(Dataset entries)
------------

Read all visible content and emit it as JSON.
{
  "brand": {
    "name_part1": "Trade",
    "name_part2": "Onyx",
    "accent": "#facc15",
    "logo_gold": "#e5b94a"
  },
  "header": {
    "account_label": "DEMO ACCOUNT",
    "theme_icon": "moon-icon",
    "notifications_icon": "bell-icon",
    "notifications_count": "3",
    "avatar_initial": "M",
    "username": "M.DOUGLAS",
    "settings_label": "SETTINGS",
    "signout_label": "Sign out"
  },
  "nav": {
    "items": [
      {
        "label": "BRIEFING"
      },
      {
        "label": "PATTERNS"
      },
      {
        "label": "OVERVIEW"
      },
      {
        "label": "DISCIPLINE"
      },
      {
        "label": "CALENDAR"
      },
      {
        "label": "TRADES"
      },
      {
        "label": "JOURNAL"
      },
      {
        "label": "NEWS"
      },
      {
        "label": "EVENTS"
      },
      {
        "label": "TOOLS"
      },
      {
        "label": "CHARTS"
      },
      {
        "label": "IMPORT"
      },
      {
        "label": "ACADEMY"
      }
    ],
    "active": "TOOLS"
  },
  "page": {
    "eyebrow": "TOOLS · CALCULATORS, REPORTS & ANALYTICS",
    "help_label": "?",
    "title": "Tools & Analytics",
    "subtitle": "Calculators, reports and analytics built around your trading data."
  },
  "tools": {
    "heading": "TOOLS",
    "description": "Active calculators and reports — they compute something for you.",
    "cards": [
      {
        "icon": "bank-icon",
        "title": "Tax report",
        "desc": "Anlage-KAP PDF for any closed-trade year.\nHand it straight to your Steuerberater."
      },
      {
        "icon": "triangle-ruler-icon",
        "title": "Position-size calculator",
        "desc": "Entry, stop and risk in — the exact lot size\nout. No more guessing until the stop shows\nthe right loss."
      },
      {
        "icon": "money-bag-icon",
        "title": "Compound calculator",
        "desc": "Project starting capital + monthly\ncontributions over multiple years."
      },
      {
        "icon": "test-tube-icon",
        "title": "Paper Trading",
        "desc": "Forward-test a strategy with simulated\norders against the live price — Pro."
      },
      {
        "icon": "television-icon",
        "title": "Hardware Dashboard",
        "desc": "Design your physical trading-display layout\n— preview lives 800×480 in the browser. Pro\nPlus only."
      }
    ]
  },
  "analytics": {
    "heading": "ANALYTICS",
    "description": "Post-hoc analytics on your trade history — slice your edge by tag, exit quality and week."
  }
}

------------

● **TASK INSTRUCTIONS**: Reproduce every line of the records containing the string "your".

● **TASK RESPONSE**:
    "subtitle": "Calculators, reports and analytics built around your trading data."
        "desc": "Anlage-KAP PDF for any closed-trade year.\nHand it straight to your Steuerberater."
        "desc": "Design your physical trading-display layout\n— preview lives 800×480 in the browser. Pro\nPlus only."
    "description": "Post-hoc analytics on your trade history — slice your edge by tag, exit quality and week."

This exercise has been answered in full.